- In Shortpacked!, Robin, a Differently Powered Individual whose specific power is Super Speed, in a lesbian relationship, gets pregnant instead of her fiancée (as they'd originally planned) after finding out that she can carry a baby to term in only three weeks. Not only does she carry triplets during that time, but she gives birth so quickly that she can't even get to the hospital until the babies are out, at which point she's completely recovered anyway.
- Used in the Futurama episode "The Luck of the Fryish", subverting Screaming Birth where Fry's mother turns out to be screaming at the sports game on the radio.
- In "Law and Oracle", Chief O'Mannahan excuses herself, ducks into a bathroom and emerges roughly a minute later holding a freshly delivered baby with no prior indication that she was even pregnant.
- On Family Guy, Peter is talking to a very fat woman (one of his ex-girlfriends) when suddenly a baby simply falls out of her, causing her to shout out to her offscreen husband, "You were right! I was pregnant!"
- In another episode, Peter and Brian prank the occupants of a Teen Pregnancy Center by putting their hands in bowls of warm water while they are sleeping. They quickly leave the room and start giggling to each other as the sounds of many crying babies are suddenly heard from offscreen.

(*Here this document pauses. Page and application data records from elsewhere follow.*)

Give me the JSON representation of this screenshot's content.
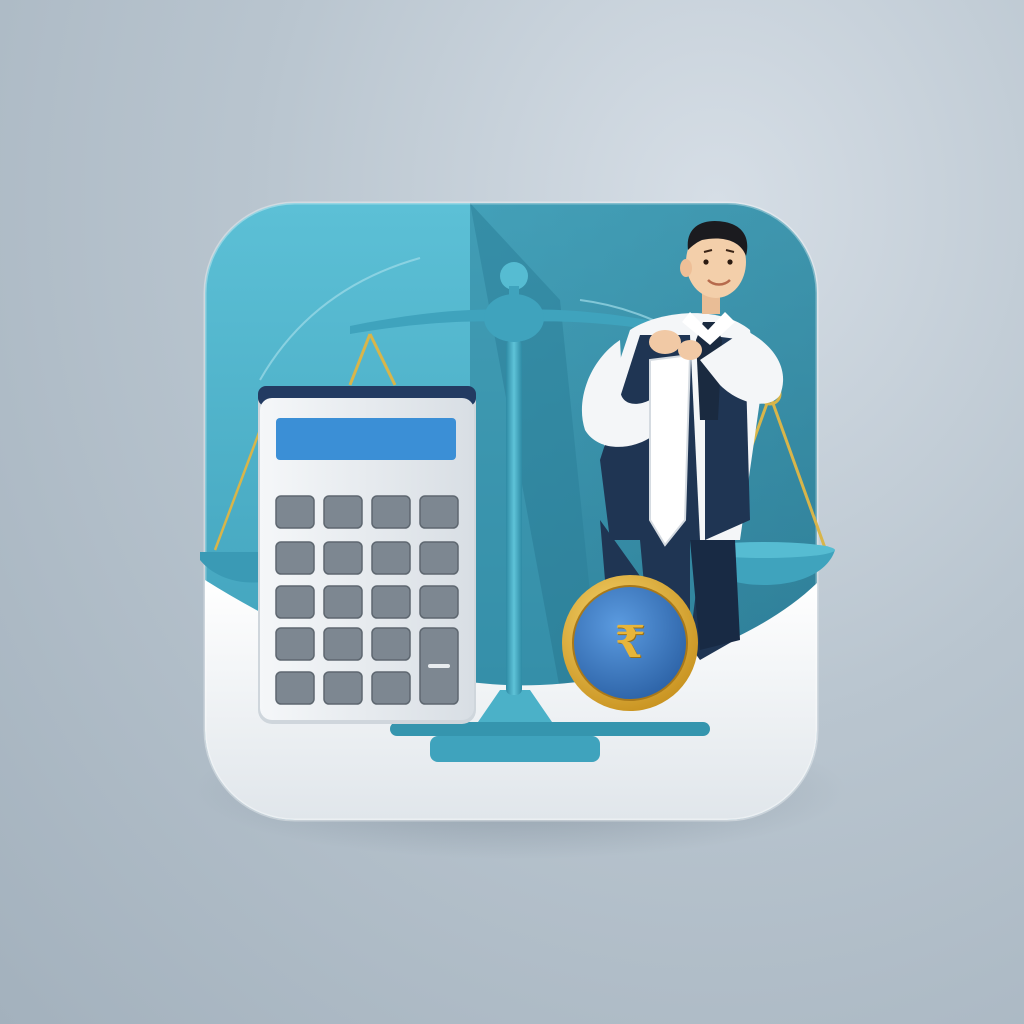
{
  "icon": {
    "name": "calculator-scale-accountant-app-icon",
    "colors": {
      "background": "#b9c5cf",
      "tile_teal": "#4db1c9",
      "tile_dark_teal": "#2a7f98",
      "tile_white": "#f2f5f8",
      "scale_teal": "#3fa3bd",
      "calculator_body": "#e9edf1",
      "calculator_screen": "#3b8fd6",
      "calculator_keys": "#7d8791",
      "coin_gold": "#e2b23a",
      "coin_blue": "#3f7fc4",
      "suit_navy": "#1f3553"
    },
    "elements": [
      "calculator-icon",
      "balance-scale-icon",
      "businessman-figure",
      "rupee-coin-icon"
    ],
    "coin": {
      "symbol": "₹"
    }
  }
}
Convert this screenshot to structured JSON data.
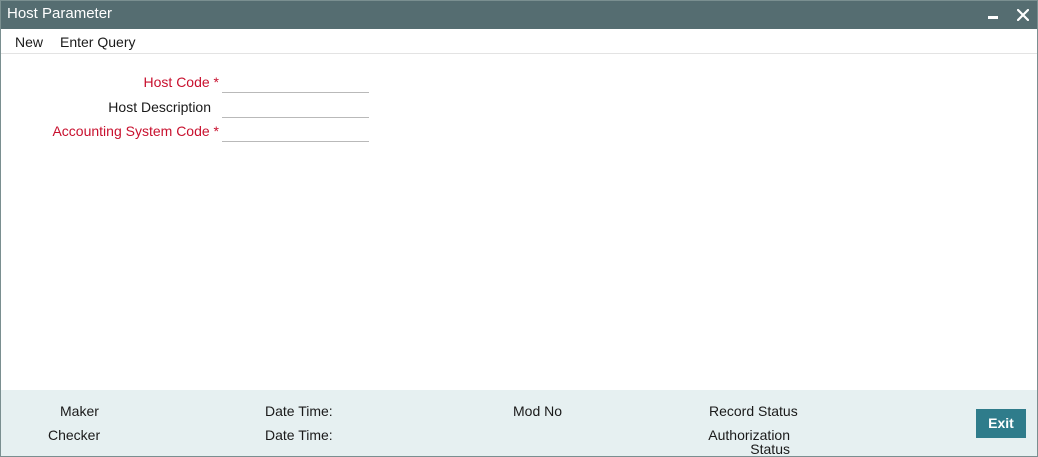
{
  "window": {
    "title": "Host Parameter",
    "controls": {
      "minimize_icon": "minimize-icon",
      "close_icon": "close-icon"
    }
  },
  "menu": {
    "new_label": "New",
    "enter_query_label": "Enter Query"
  },
  "form": {
    "host_code": {
      "label": "Host Code *",
      "value": "",
      "required": true
    },
    "host_description": {
      "label": "Host Description",
      "value": "",
      "required": false
    },
    "accounting_system_code": {
      "label": "Accounting System Code *",
      "value": "",
      "required": true
    }
  },
  "footer": {
    "maker_label": "Maker",
    "checker_label": "Checker",
    "maker_datetime_label": "Date Time:",
    "checker_datetime_label": "Date Time:",
    "mod_no_label": "Mod No",
    "record_status_label": "Record Status",
    "authorization_status_label": "Authorization Status",
    "exit_label": "Exit"
  },
  "colors": {
    "titlebar": "#556d71",
    "required_label": "#c8102e",
    "footer_bg": "#e6f0f1",
    "exit_button": "#2f7c8b"
  }
}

- On King of the Hill, Peggy's flashback to Bobby's birth reveals that she was on so many painkillers that from her perspective, she basically checked into her hospital room, had a wonderful nap and woke up in the car on the way home a few days later. Obviously not quite Truth in Television.
- Female horses are known as the birth-giving queens of the whole animal kingdom, or at least among the animals most people know. There's a saying that goes, "A watched mare never foals," and most horse breeders will agree with this. The minute you leave the mare alone is the minute the foal will hit the ground. Quick foaling is a necessity because of the animal's biology: a horse's placenta detaches at an early stage of foaling, and the foal must come out quickly so it can get oxygen.

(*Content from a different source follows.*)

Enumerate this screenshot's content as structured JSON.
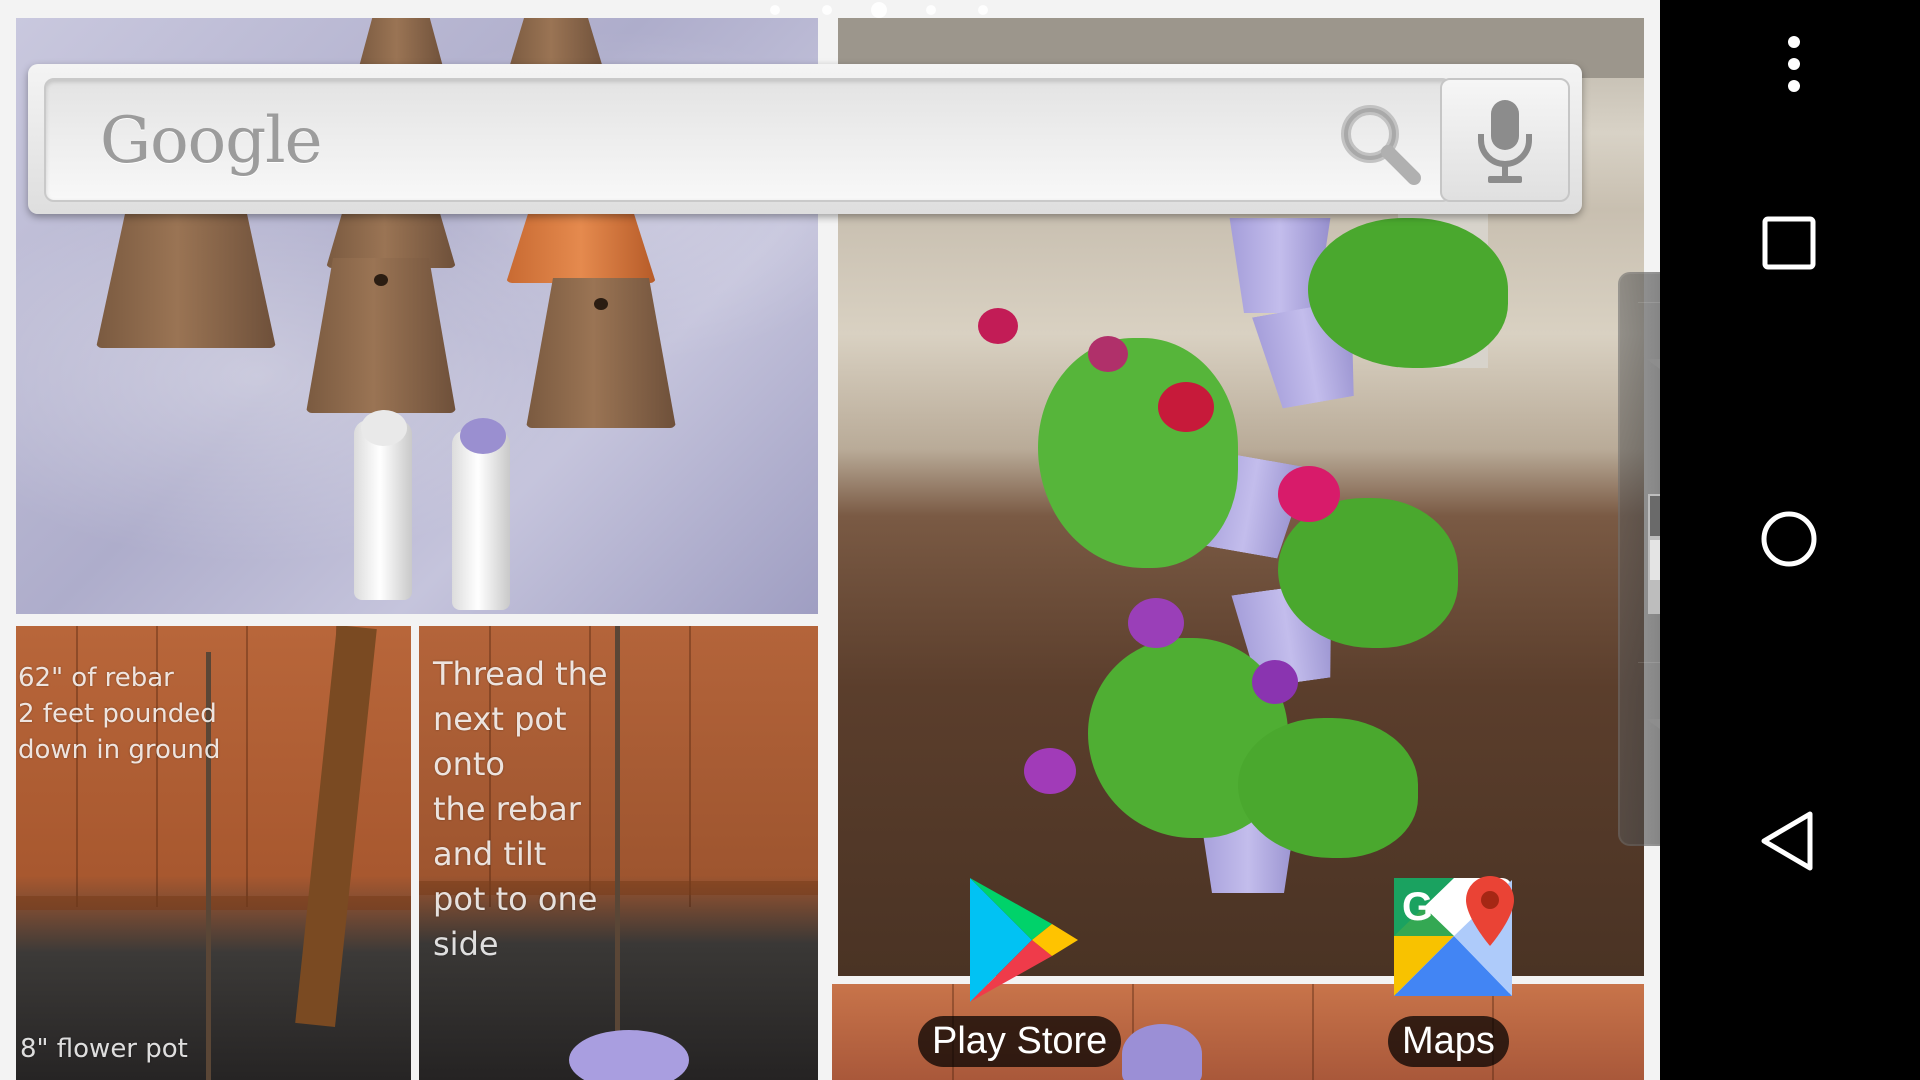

- It's said that sometimes plow mares would just give birth, still in harness, during lunch and be back to plowing right on schedule.
- Invoked by Bill Maher, who implied that China was closer to seeing birth this way than the United States was.
- In general, the more times a woman has given birth (not by C-section), the quicker and easier any future births are. This is especially true of mothers who have previously given birth without epidurals or Pitocin.